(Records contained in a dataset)
# # # # #

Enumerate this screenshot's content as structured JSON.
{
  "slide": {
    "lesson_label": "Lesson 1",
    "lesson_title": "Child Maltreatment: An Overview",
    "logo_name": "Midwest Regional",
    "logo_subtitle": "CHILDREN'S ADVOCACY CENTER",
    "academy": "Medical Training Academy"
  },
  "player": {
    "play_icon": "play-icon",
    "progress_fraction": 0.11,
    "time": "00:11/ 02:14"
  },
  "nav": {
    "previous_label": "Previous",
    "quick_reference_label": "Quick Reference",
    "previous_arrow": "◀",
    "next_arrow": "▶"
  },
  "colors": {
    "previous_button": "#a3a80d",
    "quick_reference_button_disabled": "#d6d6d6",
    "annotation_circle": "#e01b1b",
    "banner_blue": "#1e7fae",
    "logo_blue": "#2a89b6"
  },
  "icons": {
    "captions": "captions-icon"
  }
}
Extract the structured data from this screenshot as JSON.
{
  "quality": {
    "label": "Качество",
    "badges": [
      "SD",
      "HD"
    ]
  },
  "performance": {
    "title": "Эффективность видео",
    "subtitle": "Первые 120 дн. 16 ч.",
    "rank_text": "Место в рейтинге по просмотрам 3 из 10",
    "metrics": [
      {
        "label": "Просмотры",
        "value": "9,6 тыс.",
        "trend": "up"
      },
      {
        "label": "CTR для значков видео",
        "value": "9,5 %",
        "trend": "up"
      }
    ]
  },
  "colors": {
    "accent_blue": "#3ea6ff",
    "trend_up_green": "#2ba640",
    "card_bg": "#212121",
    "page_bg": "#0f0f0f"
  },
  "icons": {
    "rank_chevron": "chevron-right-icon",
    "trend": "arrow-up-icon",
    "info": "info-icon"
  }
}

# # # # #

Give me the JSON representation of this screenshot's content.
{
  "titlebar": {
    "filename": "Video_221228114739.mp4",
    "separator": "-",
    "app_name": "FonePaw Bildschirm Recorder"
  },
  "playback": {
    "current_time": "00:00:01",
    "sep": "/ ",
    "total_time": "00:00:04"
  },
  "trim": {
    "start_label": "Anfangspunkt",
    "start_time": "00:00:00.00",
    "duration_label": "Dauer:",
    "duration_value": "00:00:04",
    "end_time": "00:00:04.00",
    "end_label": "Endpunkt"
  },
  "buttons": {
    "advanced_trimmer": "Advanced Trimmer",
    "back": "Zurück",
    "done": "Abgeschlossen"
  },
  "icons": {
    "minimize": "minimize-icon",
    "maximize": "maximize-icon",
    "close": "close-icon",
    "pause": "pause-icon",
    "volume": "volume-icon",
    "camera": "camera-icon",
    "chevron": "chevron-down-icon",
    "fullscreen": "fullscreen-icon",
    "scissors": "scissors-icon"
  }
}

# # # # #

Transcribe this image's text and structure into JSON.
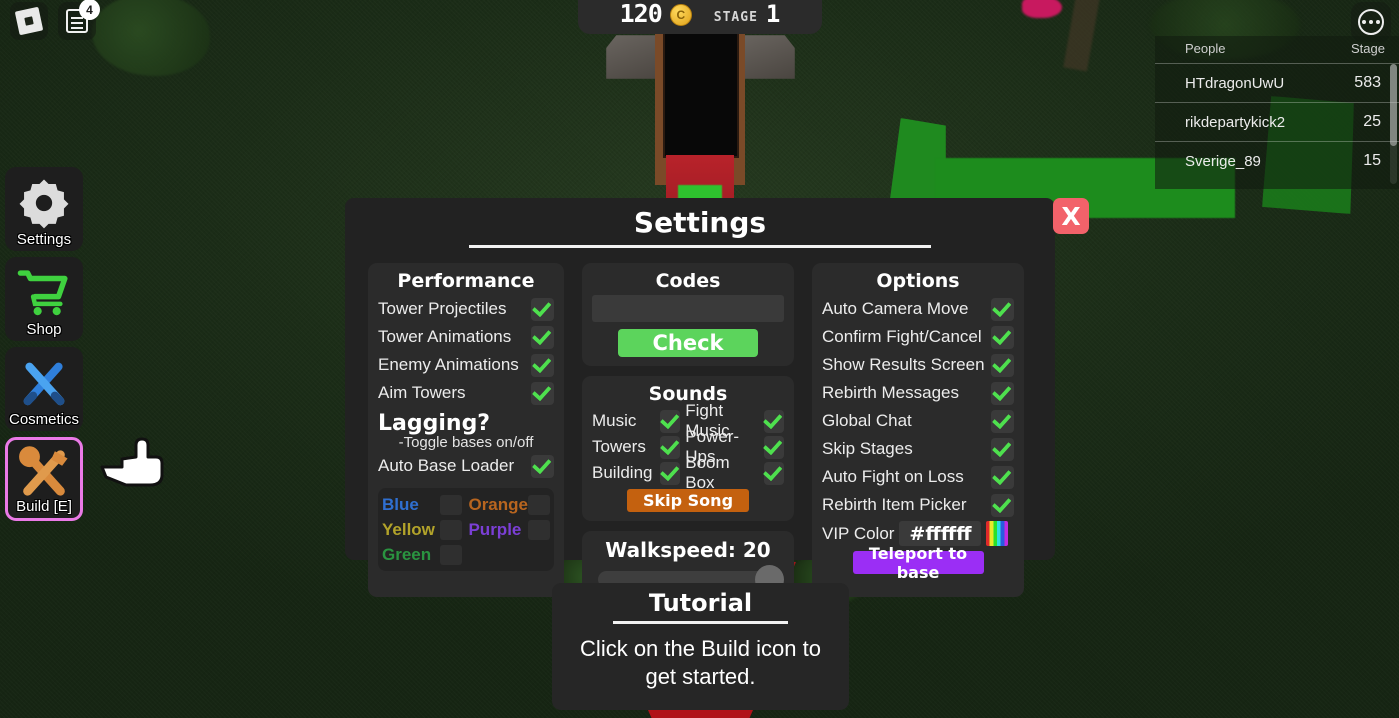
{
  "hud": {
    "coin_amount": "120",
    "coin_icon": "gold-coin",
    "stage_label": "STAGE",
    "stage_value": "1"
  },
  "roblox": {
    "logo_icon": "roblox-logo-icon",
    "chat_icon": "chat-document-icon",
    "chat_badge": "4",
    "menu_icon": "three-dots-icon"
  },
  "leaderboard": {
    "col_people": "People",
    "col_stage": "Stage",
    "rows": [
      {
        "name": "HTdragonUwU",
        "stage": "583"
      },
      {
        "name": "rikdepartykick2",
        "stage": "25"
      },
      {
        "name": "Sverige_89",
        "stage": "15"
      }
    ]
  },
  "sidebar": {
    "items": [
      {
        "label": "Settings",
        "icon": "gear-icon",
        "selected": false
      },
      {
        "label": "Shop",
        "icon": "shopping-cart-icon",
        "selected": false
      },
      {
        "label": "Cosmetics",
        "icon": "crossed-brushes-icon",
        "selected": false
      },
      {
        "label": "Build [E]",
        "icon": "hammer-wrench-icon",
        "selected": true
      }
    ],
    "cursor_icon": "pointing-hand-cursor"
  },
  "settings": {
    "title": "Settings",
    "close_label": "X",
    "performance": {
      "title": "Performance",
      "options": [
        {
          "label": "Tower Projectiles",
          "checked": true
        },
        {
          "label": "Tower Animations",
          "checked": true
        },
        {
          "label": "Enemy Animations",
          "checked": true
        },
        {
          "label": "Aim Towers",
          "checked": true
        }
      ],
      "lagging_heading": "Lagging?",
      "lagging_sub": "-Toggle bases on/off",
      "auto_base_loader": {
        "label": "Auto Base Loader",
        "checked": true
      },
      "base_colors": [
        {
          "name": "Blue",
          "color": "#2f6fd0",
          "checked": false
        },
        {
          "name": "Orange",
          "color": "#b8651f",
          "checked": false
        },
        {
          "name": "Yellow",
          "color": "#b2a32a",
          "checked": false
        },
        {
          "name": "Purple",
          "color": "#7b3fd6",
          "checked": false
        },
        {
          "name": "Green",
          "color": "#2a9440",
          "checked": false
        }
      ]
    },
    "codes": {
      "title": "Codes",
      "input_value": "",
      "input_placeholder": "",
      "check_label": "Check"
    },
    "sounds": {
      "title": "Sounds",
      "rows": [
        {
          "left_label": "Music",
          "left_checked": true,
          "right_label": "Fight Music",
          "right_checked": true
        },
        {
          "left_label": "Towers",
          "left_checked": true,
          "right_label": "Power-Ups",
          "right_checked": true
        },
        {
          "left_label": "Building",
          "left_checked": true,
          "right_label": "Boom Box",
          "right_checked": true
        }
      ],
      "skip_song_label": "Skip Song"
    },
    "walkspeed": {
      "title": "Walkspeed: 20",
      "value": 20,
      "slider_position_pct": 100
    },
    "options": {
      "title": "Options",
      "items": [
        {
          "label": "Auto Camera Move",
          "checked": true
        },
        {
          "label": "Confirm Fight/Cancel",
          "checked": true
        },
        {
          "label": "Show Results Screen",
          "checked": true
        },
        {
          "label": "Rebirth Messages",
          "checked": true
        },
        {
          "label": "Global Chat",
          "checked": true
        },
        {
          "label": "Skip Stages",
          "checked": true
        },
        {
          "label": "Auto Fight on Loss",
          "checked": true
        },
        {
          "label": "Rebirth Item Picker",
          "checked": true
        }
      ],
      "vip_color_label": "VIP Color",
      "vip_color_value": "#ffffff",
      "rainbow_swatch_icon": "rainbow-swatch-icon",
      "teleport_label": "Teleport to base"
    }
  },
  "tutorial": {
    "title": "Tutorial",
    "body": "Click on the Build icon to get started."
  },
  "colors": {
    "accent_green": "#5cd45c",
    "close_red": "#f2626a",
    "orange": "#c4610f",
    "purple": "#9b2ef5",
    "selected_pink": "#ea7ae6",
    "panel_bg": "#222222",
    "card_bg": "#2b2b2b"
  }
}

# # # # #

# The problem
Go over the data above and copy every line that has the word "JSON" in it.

# Written answer
Enumerate this screenshot's content as structured JSON.
Extract the structured data from this screenshot as JSON.
Give me the JSON representation of this screenshot's content.
Transcribe this image's text and structure into JSON.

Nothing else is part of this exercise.